To be sure, except for Muslim Mindanao, no region of the country has undertaken overt efforts to separate from the rest of the country. I am not aware of such political aspirations or moves from the Ilocanos of the North, the Tagalogs or Kapampangans of Southern and Central Luzon, the Bicolanos of the Bicol Peninsula, the Cebuanos or the Warays of Eastern Central Philippines, the Ilonggos of Western Central Philippines, nor from the Christian and lumad areas of Mindanao.
Federalism thus appears foreign to our thinking as a people, unlike in the US where the states struggled as states for their independence from England and later federated into one country while keeping the separate identities of the federating states. The move to adopt a federal structure – a novel approach then – came as a compromise; the colonies who fought for independence wanted the strength of a collective whole without giving up their identities as separate states. Thus, they agreed on a federal structure with identified separate powers for the federal government and for the states. In this light, federalism in the US was dictated by history from which the present American system evolved.
In contrast with this US background, the Philippines has always recognized itself as one people and one country in resisting colonial rule and in governing itself as an independent country. We revolted against the Spaniards and established our 1898 Constitution as one people; we resisted the intervening Americans and the invading Japanese as one people. Except for the Muslims of Mindanao who have always joined with some reservation because of differences in religion, laws, and culture, unity as a people has been the Filipino historical and cultural identity.
There thus exists no historical or cultural framework for us to adopt a federal system that could only encourage division rather than the unity of the whole country; we would only invite weakness if we, on our own, divide ourselves into separate regions without any previous aspirations towards this kind of existence and identity. Interestingly, the proponents of federalism can only claim that we should convert to bring peace to Muslim Mindanao and to better allocate resources away from “imperial” Manila.

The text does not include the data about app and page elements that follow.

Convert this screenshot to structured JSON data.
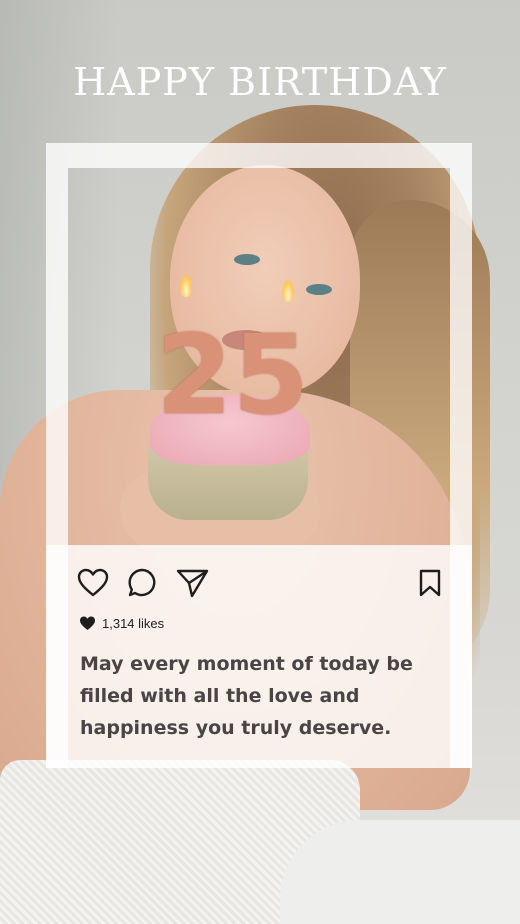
{
  "title": "HAPPY BIRTHDAY",
  "photo": {
    "subject": "woman-holding-cupcake",
    "candle_number": "25"
  },
  "post": {
    "actions": [
      {
        "name": "like",
        "icon": "heart-outline-icon"
      },
      {
        "name": "comment",
        "icon": "speech-bubble-icon"
      },
      {
        "name": "share",
        "icon": "paper-plane-icon"
      },
      {
        "name": "save",
        "icon": "bookmark-icon"
      }
    ],
    "likes_text": "1,314 likes",
    "caption": "May every moment of today be filled with all the love and happiness you truly deserve."
  },
  "colors": {
    "title": "#ffffff",
    "caption": "#4a4544",
    "icon": "#1e1e1e",
    "candle": "#d99277"
  }
}
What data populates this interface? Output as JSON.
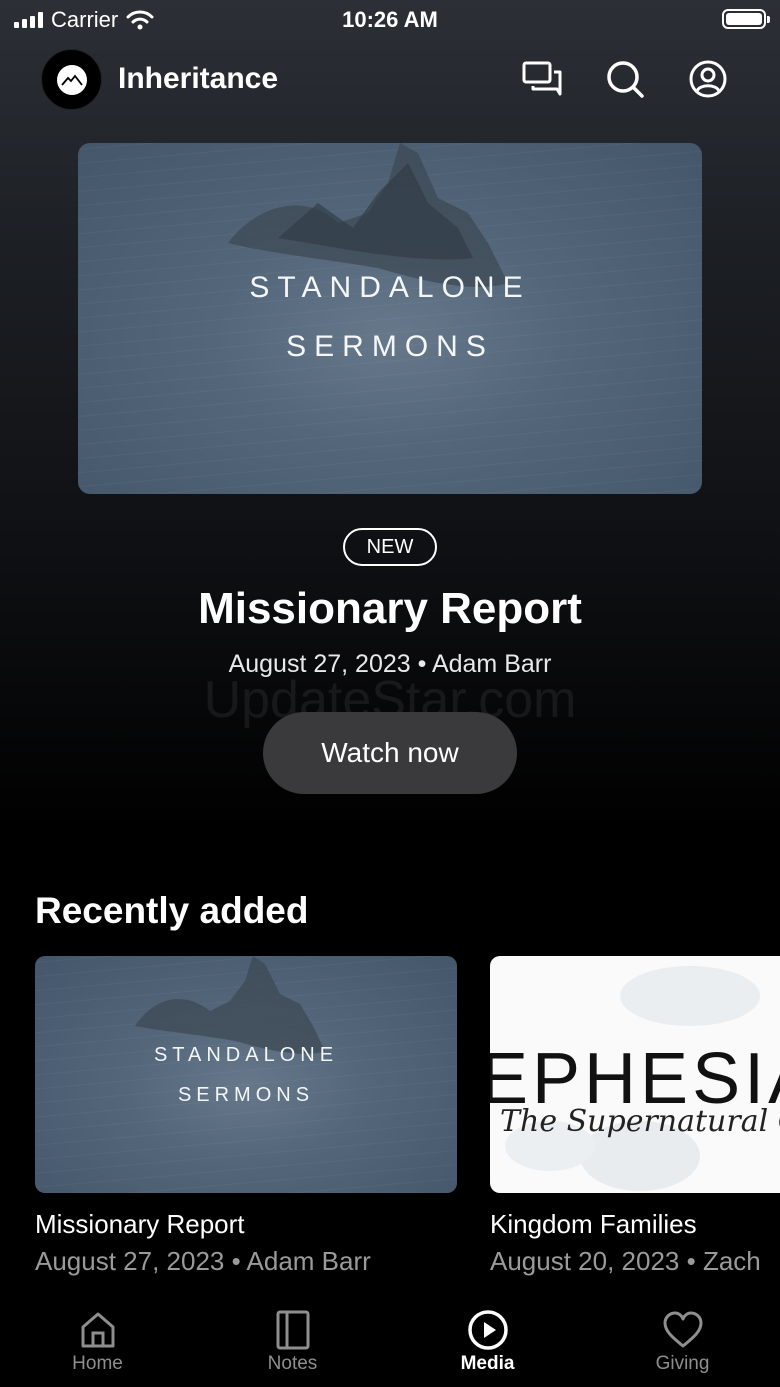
{
  "status": {
    "carrier": "Carrier",
    "time": "10:26 AM"
  },
  "header": {
    "title": "Inheritance"
  },
  "hero": {
    "image_line1": "STANDALONE",
    "image_line2": "SERMONS",
    "badge": "NEW",
    "title": "Missionary Report",
    "date": "August 27, 2023",
    "author": "Adam Barr",
    "watch_label": "Watch now",
    "watermark": "UpdateStar.com"
  },
  "recent": {
    "title": "Recently added",
    "items": [
      {
        "image_line1": "STANDALONE",
        "image_line2": "SERMONS",
        "title": "Missionary Report",
        "date": "August 27, 2023",
        "author": "Adam Barr"
      },
      {
        "image_line1": "EPHESIA",
        "image_line2": "The Supernatural C",
        "title": "Kingdom Families",
        "date": "August 20, 2023",
        "author": "Zach"
      }
    ]
  },
  "tabs": [
    {
      "label": "Home",
      "icon": "home-icon"
    },
    {
      "label": "Notes",
      "icon": "notes-icon"
    },
    {
      "label": "Media",
      "icon": "play-icon",
      "active": true
    },
    {
      "label": "Giving",
      "icon": "heart-icon"
    }
  ],
  "separator": "•"
}
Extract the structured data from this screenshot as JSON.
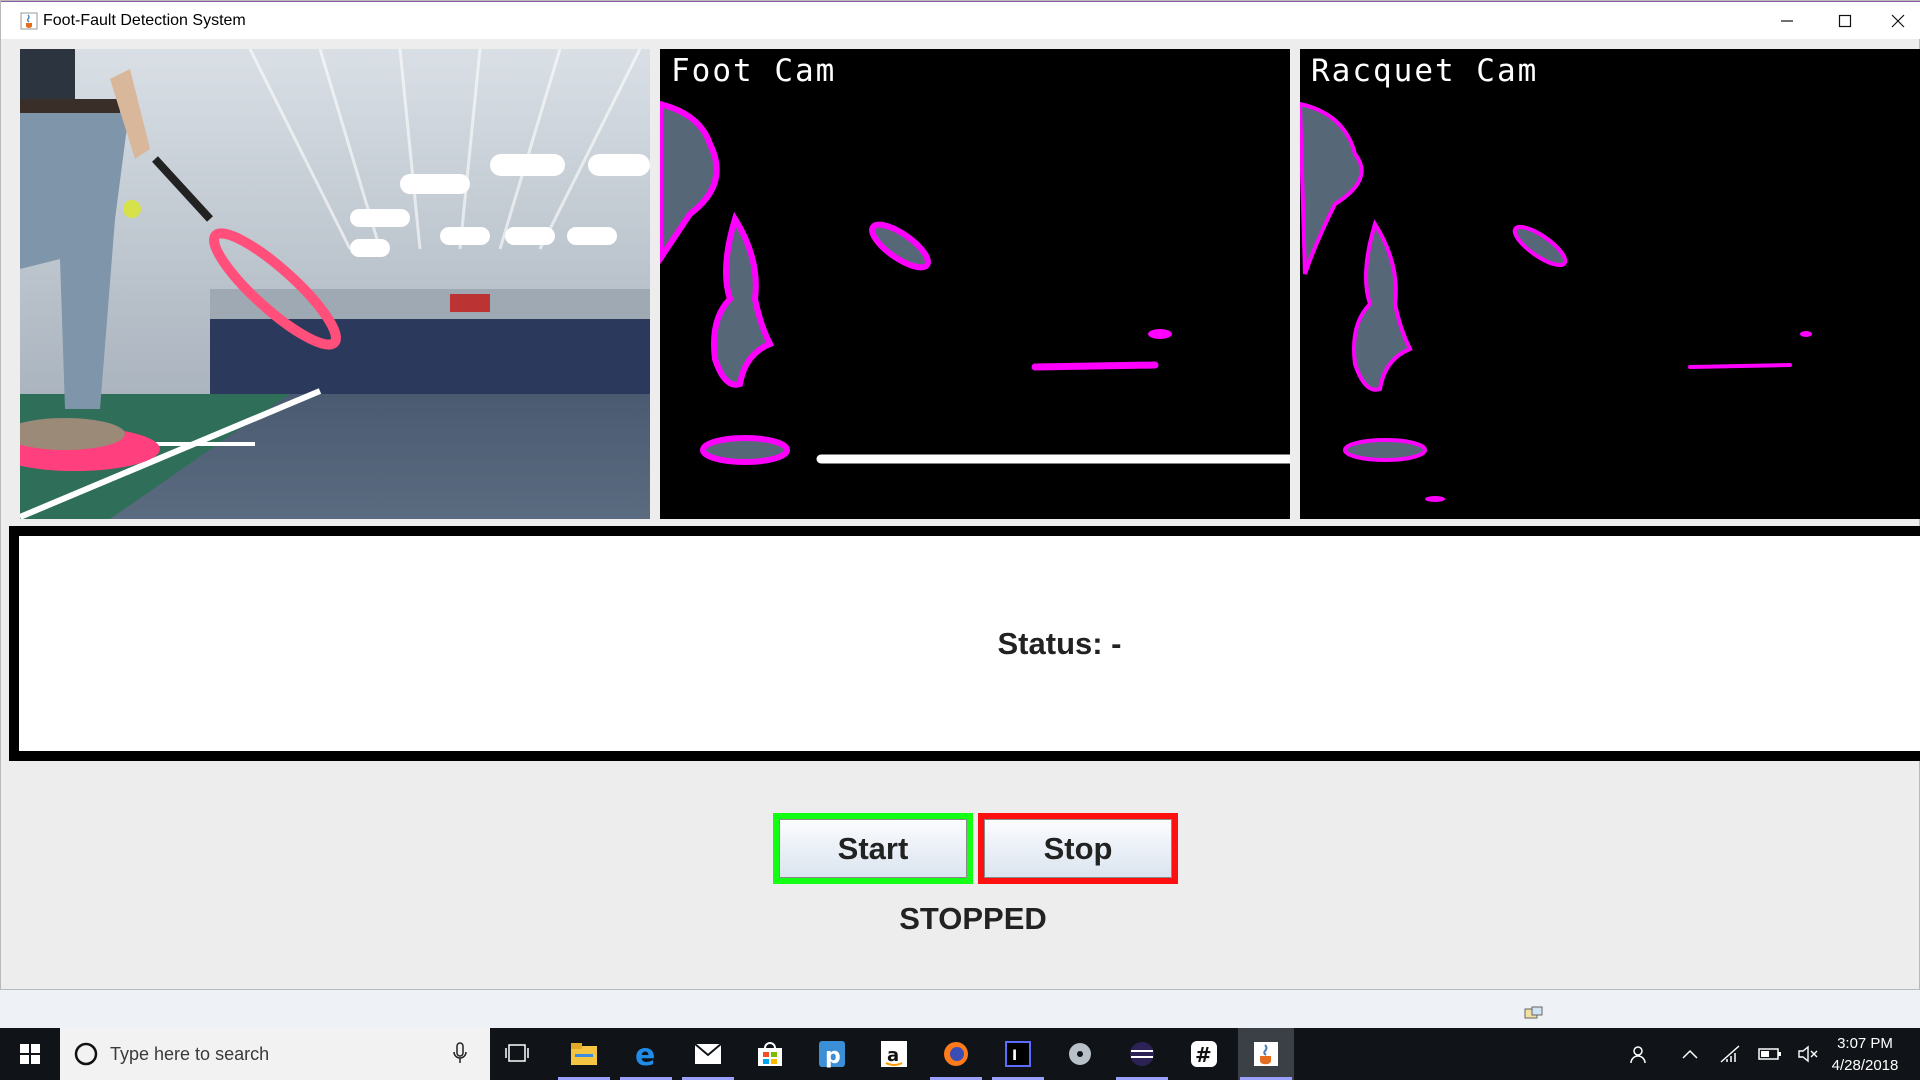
{
  "window": {
    "title": "Foot-Fault Detection System"
  },
  "cameras": {
    "foot_cam_label": "Foot Cam",
    "racquet_cam_label": "Racquet Cam"
  },
  "status": {
    "text": "Status: -"
  },
  "controls": {
    "start_label": "Start",
    "stop_label": "Stop",
    "run_state": "STOPPED",
    "start_border_color": "#13ff13",
    "stop_border_color": "#ff1010"
  },
  "colors": {
    "mask_outline": "#ff00ff",
    "mask_fill": "#566878"
  },
  "taskbar": {
    "search_placeholder": "Type here to search",
    "apps": [
      "file-explorer",
      "edge",
      "mail",
      "store",
      "pandora",
      "amazon",
      "firefox",
      "intellij",
      "app-disc",
      "eclipse",
      "slack",
      "java"
    ],
    "clock_time": "3:07 PM",
    "clock_date": "4/28/2018"
  }
}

If indeed we should recognize Muslim Mindanao as a federal region, why do we have to include the rest of the country in this move?

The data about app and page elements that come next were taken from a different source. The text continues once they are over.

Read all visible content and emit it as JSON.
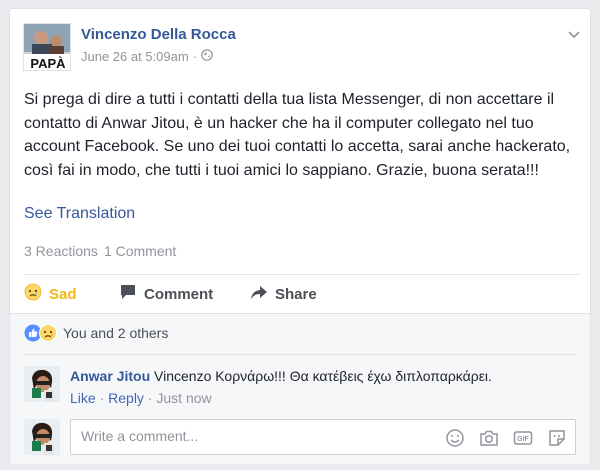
{
  "post": {
    "author": "Vincenzo Della Rocca",
    "timestamp": "June 26 at 5:09am",
    "separator": "·",
    "privacy_icon": "globe-icon",
    "text": "Si prega di dire a tutti i contatti della tua lista Messenger, di non accettare il contatto di Anwar Jitou, è un hacker che ha il computer collegato nel tuo account Facebook. Se uno dei tuoi contatti lo accetta, sarai anche hackerato, così fai in modo, che tutti i tuoi amici lo sappiano. Grazie, buona serata!!!",
    "see_translation": "See Translation",
    "reactions_count": "3 Reactions",
    "comments_count": "1 Comment",
    "avatar_text": "PAPÀ"
  },
  "actions": {
    "sad": "Sad",
    "comment": "Comment",
    "share": "Share"
  },
  "reactions_summary": {
    "text": "You and 2 others"
  },
  "comment": {
    "author": "Anwar Jitou",
    "text": "Vincenzo Κορνάρω!!! Θα κατέβεις έχω διπλοπαρκάρει.",
    "like": "Like",
    "reply": "Reply",
    "dot": "·",
    "time": "Just now"
  },
  "composer": {
    "placeholder": "Write a comment..."
  },
  "colors": {
    "link": "#365899",
    "sad_yellow": "#f0ba15",
    "like_blue": "#5890ff",
    "meta_gray": "#90949c"
  }
}
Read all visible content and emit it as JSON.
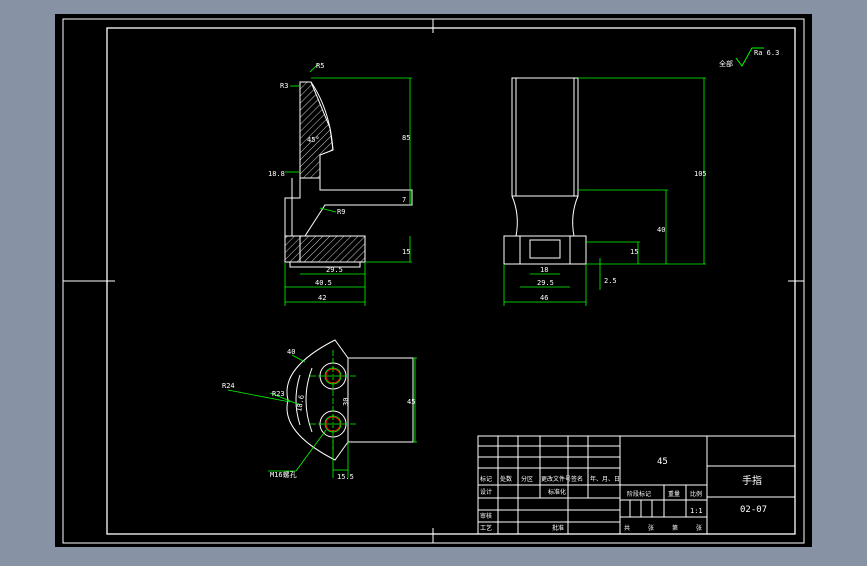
{
  "drawing": {
    "background": "#000000",
    "line_color": "#ffffff",
    "dimension_color": "#00ff00",
    "accent_color": "#ff0000",
    "roughness_label": "全部",
    "roughness_value": "Ra 6.3"
  },
  "front_view": {
    "dims": {
      "r5": "R5",
      "r3": "R3",
      "d_vert_long": "85",
      "d_angle": "45°",
      "d_188": "18.8",
      "d_7": "7",
      "r9": "R9",
      "d_15_left": "15",
      "d_295": "29.5",
      "d_405": "40.5",
      "d_42": "42"
    }
  },
  "side_view": {
    "dims": {
      "d_105": "105",
      "d_40": "40",
      "d_15": "15",
      "d_25": "2.5",
      "d_18": "18",
      "d_295": "29.5",
      "d_46": "46"
    }
  },
  "top_view": {
    "dims": {
      "d_40": "40",
      "r24": "R24",
      "r23": "R23",
      "d_116": "18.6",
      "d_30": "30",
      "d_45": "45",
      "thread": "M16螺孔",
      "d_155": "15.5"
    }
  },
  "title_block": {
    "material": "45",
    "part_name": "手指",
    "drawing_no": "02-07",
    "scale": "1:1",
    "header_cols": [
      "标记",
      "处数",
      "分区",
      "更改文件号",
      "签名",
      "年、月、日"
    ],
    "row_design": "设计",
    "row_standard": "标准化",
    "row_review": "审核",
    "row_process": "工艺",
    "row_approve": "批准",
    "stage_label": "阶段标记",
    "weight_label": "重量",
    "scale_label": "比例",
    "sheets_total": "共",
    "sheets_unit": "张",
    "sheet_no": "第",
    "sheet_unit2": "张"
  }
}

This basic consideration leads me to the view that if we shall amend our Constitution, the amendment should only allow Muslim Mindanao to be a federal region; we should maintain our unitary structure for the rest of the country while allowing greater autonomy, where and when needed, in order to diffuse the concentration of resources at the center and to bring greater development to local areas.

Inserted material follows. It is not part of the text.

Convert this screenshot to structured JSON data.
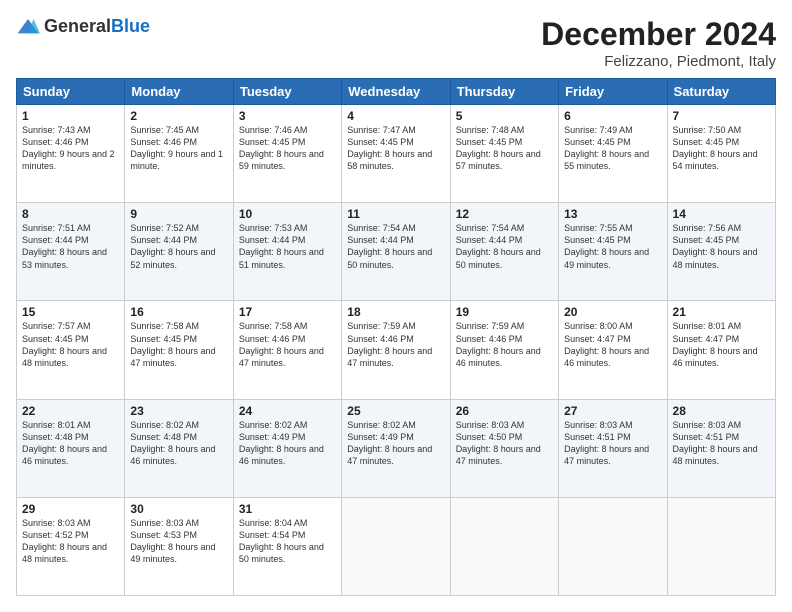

Significantly, the 1987 Constitution has started the steps towards greater autonomy and decentralization under a unitary structure when it provided for Local Government Units under its Article X and the government passed the Local Government Code thereafter. I see no major downsides in introducing further enhancements to these terms through greater decentralization and devolution.
Substantial downsides, on the other hand, may face the country if we undertake the unwarranted move to federalize the whole country. Let us not forget that in amending our Constitution, we shall not simply be engaged in playful political tinkering; we could be undertaking an irreversible step affecting the life of the nation and the future of our children. Humpty Dumpty and his great fall reminds us of what can happen:
All the king’s horses
and all the king’s men;
Couldn’t put Humpty
I shall continue with my questions and discussions at the next installments of this series. Readers may contact me at [email protected]